* [Items listed in a dataset]
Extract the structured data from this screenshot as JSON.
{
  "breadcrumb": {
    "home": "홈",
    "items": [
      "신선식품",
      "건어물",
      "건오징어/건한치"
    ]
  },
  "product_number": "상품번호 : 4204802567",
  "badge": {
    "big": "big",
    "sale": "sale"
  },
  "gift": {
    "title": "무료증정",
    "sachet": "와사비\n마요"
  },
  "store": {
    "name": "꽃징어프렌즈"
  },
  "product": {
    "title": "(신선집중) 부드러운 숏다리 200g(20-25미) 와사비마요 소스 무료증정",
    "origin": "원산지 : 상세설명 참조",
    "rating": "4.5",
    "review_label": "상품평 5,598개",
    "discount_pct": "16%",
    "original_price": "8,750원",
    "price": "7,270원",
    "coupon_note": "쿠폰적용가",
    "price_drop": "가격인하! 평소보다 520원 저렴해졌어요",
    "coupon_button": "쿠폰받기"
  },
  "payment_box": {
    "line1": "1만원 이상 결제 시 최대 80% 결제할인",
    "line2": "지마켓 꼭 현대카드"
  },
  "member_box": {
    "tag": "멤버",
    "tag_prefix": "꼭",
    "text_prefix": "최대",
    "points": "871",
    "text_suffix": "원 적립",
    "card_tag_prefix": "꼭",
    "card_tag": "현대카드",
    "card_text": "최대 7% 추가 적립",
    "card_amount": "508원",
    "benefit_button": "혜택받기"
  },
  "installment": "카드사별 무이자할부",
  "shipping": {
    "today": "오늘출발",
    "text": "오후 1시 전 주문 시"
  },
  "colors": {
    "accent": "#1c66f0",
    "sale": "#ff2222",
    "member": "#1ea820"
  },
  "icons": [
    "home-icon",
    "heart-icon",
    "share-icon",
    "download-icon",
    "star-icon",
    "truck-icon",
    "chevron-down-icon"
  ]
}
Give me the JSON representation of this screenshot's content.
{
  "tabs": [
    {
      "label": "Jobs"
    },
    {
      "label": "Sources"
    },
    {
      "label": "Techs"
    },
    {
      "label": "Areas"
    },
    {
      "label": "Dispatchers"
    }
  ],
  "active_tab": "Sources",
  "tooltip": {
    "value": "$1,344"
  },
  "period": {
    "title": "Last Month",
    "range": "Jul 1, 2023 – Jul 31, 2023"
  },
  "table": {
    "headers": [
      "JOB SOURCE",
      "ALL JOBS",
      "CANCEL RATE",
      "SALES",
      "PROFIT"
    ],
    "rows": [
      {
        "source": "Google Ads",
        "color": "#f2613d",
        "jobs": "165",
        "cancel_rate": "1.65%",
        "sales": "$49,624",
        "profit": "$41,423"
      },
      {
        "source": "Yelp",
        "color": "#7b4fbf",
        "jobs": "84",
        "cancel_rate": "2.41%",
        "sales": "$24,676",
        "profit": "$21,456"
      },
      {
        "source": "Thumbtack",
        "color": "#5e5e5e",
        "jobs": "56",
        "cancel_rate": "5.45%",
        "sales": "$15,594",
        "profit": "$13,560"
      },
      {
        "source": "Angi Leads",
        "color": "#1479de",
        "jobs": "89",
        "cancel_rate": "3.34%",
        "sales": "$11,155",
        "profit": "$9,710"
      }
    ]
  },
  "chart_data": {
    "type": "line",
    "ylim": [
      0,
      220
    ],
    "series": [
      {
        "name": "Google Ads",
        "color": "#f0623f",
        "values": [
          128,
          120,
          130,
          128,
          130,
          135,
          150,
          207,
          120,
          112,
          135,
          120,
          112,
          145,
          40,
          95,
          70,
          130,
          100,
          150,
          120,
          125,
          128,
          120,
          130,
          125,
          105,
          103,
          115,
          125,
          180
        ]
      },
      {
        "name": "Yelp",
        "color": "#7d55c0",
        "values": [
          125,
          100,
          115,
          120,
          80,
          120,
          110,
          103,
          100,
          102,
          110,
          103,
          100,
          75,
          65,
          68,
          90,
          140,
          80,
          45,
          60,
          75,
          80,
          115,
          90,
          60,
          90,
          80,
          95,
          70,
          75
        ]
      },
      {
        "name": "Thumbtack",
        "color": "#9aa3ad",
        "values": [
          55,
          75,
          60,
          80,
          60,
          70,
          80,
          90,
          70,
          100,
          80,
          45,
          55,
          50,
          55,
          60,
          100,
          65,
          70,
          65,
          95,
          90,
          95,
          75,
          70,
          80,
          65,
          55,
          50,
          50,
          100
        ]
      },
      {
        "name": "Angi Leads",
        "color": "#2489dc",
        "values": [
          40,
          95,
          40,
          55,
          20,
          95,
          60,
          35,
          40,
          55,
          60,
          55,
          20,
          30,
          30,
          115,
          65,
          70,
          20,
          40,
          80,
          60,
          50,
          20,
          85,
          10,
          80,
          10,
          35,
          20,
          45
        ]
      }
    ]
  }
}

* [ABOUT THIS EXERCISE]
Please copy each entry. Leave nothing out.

* [RESULT OF THE EXERCISE]
Extract the structured data from this screenshot as JSON.
{
  "breadcrumb": {
    "home": "홈",
    "items": [
      "신선식품",
      "건어물",
      "건오징어/건한치"
    ]
  },
  "product_number": "상품번호 : 4204802567",
  "badge": {
    "big": "big",
    "sale": "sale"
  },
  "gift": {
    "title": "무료증정",
    "sachet": "와사비\n마요"
  },
  "store": {
    "name": "꽃징어프렌즈"
  },
  "product": {
    "title": "(신선집중) 부드러운 숏다리 200g(20-25미) 와사비마요 소스 무료증정",
    "origin": "원산지 : 상세설명 참조",
    "rating": "4.5",
    "review_label": "상품평 5,598개",
    "discount_pct": "16%",
    "original_price": "8,750원",
    "price": "7,270원",
    "coupon_note": "쿠폰적용가",
    "price_drop": "가격인하! 평소보다 520원 저렴해졌어요",
    "coupon_button": "쿠폰받기"
  },
  "payment_box": {
    "line1": "1만원 이상 결제 시 최대 80% 결제할인",
    "line2": "지마켓 꼭 현대카드"
  },
  "member_box": {
    "tag": "멤버",
    "tag_prefix": "꼭",
    "text_prefix": "최대",
    "points": "871",
    "text_suffix": "원 적립",
    "card_tag_prefix": "꼭",
    "card_tag": "현대카드",
    "card_text": "최대 7% 추가 적립",
    "card_amount": "508원",
    "benefit_button": "혜택받기"
  },
  "installment": "카드사별 무이자할부",
  "shipping": {
    "today": "오늘출발",
    "text": "오후 1시 전 주문 시"
  },
  "colors": {
    "accent": "#1c66f0",
    "sale": "#ff2222",
    "member": "#1ea820"
  },
  "icons": [
    "home-icon",
    "heart-icon",
    "share-icon",
    "download-icon",
    "star-icon",
    "truck-icon",
    "chevron-down-icon"
  ]
}
Give me the JSON representation of this screenshot's content.
{
  "tabs": [
    {
      "label": "Jobs"
    },
    {
      "label": "Sources"
    },
    {
      "label": "Techs"
    },
    {
      "label": "Areas"
    },
    {
      "label": "Dispatchers"
    }
  ],
  "active_tab": "Sources",
  "tooltip": {
    "value": "$1,344"
  },
  "period": {
    "title": "Last Month",
    "range": "Jul 1, 2023 – Jul 31, 2023"
  },
  "table": {
    "headers": [
      "JOB SOURCE",
      "ALL JOBS",
      "CANCEL RATE",
      "SALES",
      "PROFIT"
    ],
    "rows": [
      {
        "source": "Google Ads",
        "color": "#f2613d",
        "jobs": "165",
        "cancel_rate": "1.65%",
        "sales": "$49,624",
        "profit": "$41,423"
      },
      {
        "source": "Yelp",
        "color": "#7b4fbf",
        "jobs": "84",
        "cancel_rate": "2.41%",
        "sales": "$24,676",
        "profit": "$21,456"
      },
      {
        "source": "Thumbtack",
        "color": "#5e5e5e",
        "jobs": "56",
        "cancel_rate": "5.45%",
        "sales": "$15,594",
        "profit": "$13,560"
      },
      {
        "source": "Angi Leads",
        "color": "#1479de",
        "jobs": "89",
        "cancel_rate": "3.34%",
        "sales": "$11,155",
        "profit": "$9,710"
      }
    ]
  },
  "chart_data": {
    "type": "line",
    "ylim": [
      0,
      220
    ],
    "series": [
      {
        "name": "Google Ads",
        "color": "#f0623f",
        "values": [
          128,
          120,
          130,
          128,
          130,
          135,
          150,
          207,
          120,
          112,
          135,
          120,
          112,
          145,
          40,
          95,
          70,
          130,
          100,
          150,
          120,
          125,
          128,
          120,
          130,
          125,
          105,
          103,
          115,
          125,
          180
        ]
      },
      {
        "name": "Yelp",
        "color": "#7d55c0",
        "values": [
          125,
          100,
          115,
          120,
          80,
          120,
          110,
          103,
          100,
          102,
          110,
          103,
          100,
          75,
          65,
          68,
          90,
          140,
          80,
          45,
          60,
          75,
          80,
          115,
          90,
          60,
          90,
          80,
          95,
          70,
          75
        ]
      },
      {
        "name": "Thumbtack",
        "color": "#9aa3ad",
        "values": [
          55,
          75,
          60,
          80,
          60,
          70,
          80,
          90,
          70,
          100,
          80,
          45,
          55,
          50,
          55,
          60,
          100,
          65,
          70,
          65,
          95,
          90,
          95,
          75,
          70,
          80,
          65,
          55,
          50,
          50,
          100
        ]
      },
      {
        "name": "Angi Leads",
        "color": "#2489dc",
        "values": [
          40,
          95,
          40,
          55,
          20,
          95,
          60,
          35,
          40,
          55,
          60,
          55,
          20,
          30,
          30,
          115,
          65,
          70,
          20,
          40,
          80,
          60,
          50,
          20,
          85,
          10,
          80,
          10,
          35,
          20,
          45
        ]
      }
    ]
  }
}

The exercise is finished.